#### RECORDS SHOWN:
***
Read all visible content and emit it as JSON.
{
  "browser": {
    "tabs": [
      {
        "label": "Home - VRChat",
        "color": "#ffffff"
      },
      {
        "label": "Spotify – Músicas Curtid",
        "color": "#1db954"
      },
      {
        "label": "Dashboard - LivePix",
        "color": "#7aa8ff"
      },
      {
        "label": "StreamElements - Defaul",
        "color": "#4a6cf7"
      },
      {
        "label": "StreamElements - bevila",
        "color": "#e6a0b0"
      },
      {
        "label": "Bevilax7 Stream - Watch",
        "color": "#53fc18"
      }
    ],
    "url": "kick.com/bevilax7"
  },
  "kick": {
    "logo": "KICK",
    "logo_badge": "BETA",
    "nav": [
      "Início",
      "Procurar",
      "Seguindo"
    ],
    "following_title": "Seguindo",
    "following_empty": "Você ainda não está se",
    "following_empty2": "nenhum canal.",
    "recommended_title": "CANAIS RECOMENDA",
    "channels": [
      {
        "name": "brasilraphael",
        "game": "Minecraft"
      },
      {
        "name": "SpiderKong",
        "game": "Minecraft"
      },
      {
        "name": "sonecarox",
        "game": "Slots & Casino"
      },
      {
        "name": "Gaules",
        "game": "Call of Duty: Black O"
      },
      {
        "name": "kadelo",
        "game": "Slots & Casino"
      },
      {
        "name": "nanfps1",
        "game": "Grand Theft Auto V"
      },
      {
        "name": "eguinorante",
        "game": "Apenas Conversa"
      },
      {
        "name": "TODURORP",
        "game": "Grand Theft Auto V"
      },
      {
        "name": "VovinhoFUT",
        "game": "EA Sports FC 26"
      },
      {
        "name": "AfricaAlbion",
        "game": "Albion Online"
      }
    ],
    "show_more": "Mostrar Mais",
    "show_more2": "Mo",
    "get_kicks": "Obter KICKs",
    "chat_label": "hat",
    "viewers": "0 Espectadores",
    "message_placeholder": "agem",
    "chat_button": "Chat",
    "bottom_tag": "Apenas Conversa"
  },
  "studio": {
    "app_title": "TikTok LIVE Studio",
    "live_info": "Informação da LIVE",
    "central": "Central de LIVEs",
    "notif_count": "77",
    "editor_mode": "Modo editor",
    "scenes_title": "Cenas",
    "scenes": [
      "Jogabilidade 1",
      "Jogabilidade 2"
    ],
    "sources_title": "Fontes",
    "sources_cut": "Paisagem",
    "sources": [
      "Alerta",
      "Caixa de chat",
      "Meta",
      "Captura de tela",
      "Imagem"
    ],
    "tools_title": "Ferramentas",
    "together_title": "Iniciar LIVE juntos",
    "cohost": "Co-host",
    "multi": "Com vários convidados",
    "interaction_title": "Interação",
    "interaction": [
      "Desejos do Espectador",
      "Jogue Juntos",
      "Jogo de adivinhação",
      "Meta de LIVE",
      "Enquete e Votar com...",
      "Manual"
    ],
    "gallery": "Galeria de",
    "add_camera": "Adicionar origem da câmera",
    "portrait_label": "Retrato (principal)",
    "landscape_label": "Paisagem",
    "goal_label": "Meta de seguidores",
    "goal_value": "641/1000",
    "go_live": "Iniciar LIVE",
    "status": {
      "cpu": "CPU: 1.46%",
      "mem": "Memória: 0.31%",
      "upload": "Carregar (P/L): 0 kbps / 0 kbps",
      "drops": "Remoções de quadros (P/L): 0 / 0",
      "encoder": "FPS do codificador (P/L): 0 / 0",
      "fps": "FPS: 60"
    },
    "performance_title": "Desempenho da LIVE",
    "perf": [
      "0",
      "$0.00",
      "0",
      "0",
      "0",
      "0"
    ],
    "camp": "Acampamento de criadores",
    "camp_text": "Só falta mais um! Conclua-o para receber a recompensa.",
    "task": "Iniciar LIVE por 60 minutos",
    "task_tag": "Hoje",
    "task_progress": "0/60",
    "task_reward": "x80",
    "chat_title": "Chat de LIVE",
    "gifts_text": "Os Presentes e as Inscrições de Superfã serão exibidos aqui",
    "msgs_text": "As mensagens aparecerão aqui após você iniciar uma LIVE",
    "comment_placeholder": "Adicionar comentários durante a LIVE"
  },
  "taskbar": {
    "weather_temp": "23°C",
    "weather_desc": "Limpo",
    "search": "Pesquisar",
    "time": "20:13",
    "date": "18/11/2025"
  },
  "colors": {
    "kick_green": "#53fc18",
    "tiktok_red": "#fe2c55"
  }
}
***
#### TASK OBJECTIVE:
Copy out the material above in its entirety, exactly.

#### RESPONSE AREA:
Read all visible content and emit it as JSON.
{
  "browser": {
    "tabs": [
      {
        "label": "Home - VRChat",
        "color": "#ffffff"
      },
      {
        "label": "Spotify – Músicas Curtid",
        "color": "#1db954"
      },
      {
        "label": "Dashboard - LivePix",
        "color": "#7aa8ff"
      },
      {
        "label": "StreamElements - Defaul",
        "color": "#4a6cf7"
      },
      {
        "label": "StreamElements - bevila",
        "color": "#e6a0b0"
      },
      {
        "label": "Bevilax7 Stream - Watch",
        "color": "#53fc18"
      }
    ],
    "url": "kick.com/bevilax7"
  },
  "kick": {
    "logo": "KICK",
    "logo_badge": "BETA",
    "nav": [
      "Início",
      "Procurar",
      "Seguindo"
    ],
    "following_title": "Seguindo",
    "following_empty": "Você ainda não está se",
    "following_empty2": "nenhum canal.",
    "recommended_title": "CANAIS RECOMENDA",
    "channels": [
      {
        "name": "brasilraphael",
        "game": "Minecraft"
      },
      {
        "name": "SpiderKong",
        "game": "Minecraft"
      },
      {
        "name": "sonecarox",
        "game": "Slots & Casino"
      },
      {
        "name": "Gaules",
        "game": "Call of Duty: Black O"
      },
      {
        "name": "kadelo",
        "game": "Slots & Casino"
      },
      {
        "name": "nanfps1",
        "game": "Grand Theft Auto V"
      },
      {
        "name": "eguinorante",
        "game": "Apenas Conversa"
      },
      {
        "name": "TODURORP",
        "game": "Grand Theft Auto V"
      },
      {
        "name": "VovinhoFUT",
        "game": "EA Sports FC 26"
      },
      {
        "name": "AfricaAlbion",
        "game": "Albion Online"
      }
    ],
    "show_more": "Mostrar Mais",
    "show_more2": "Mo",
    "get_kicks": "Obter KICKs",
    "chat_label": "hat",
    "viewers": "0 Espectadores",
    "message_placeholder": "agem",
    "chat_button": "Chat",
    "bottom_tag": "Apenas Conversa"
  },
  "studio": {
    "app_title": "TikTok LIVE Studio",
    "live_info": "Informação da LIVE",
    "central": "Central de LIVEs",
    "notif_count": "77",
    "editor_mode": "Modo editor",
    "scenes_title": "Cenas",
    "scenes": [
      "Jogabilidade 1",
      "Jogabilidade 2"
    ],
    "sources_title": "Fontes",
    "sources_cut": "Paisagem",
    "sources": [
      "Alerta",
      "Caixa de chat",
      "Meta",
      "Captura de tela",
      "Imagem"
    ],
    "tools_title": "Ferramentas",
    "together_title": "Iniciar LIVE juntos",
    "cohost": "Co-host",
    "multi": "Com vários convidados",
    "interaction_title": "Interação",
    "interaction": [
      "Desejos do Espectador",
      "Jogue Juntos",
      "Jogo de adivinhação",
      "Meta de LIVE",
      "Enquete e Votar com...",
      "Manual"
    ],
    "gallery": "Galeria de",
    "add_camera": "Adicionar origem da câmera",
    "portrait_label": "Retrato (principal)",
    "landscape_label": "Paisagem",
    "goal_label": "Meta de seguidores",
    "goal_value": "641/1000",
    "go_live": "Iniciar LIVE",
    "status": {
      "cpu": "CPU: 1.46%",
      "mem": "Memória: 0.31%",
      "upload": "Carregar (P/L): 0 kbps / 0 kbps",
      "drops": "Remoções de quadros (P/L): 0 / 0",
      "encoder": "FPS do codificador (P/L): 0 / 0",
      "fps": "FPS: 60"
    },
    "performance_title": "Desempenho da LIVE",
    "perf": [
      "0",
      "$0.00",
      "0",
      "0",
      "0",
      "0"
    ],
    "camp": "Acampamento de criadores",
    "camp_text": "Só falta mais um! Conclua-o para receber a recompensa.",
    "task": "Iniciar LIVE por 60 minutos",
    "task_tag": "Hoje",
    "task_progress": "0/60",
    "task_reward": "x80",
    "chat_title": "Chat de LIVE",
    "gifts_text": "Os Presentes e as Inscrições de Superfã serão exibidos aqui",
    "msgs_text": "As mensagens aparecerão aqui após você iniciar uma LIVE",
    "comment_placeholder": "Adicionar comentários durante a LIVE"
  },
  "taskbar": {
    "weather_temp": "23°C",
    "weather_desc": "Limpo",
    "search": "Pesquisar",
    "time": "20:13",
    "date": "18/11/2025"
  },
  "colors": {
    "kick_green": "#53fc18",
    "tiktok_red": "#fe2c55"
  }
}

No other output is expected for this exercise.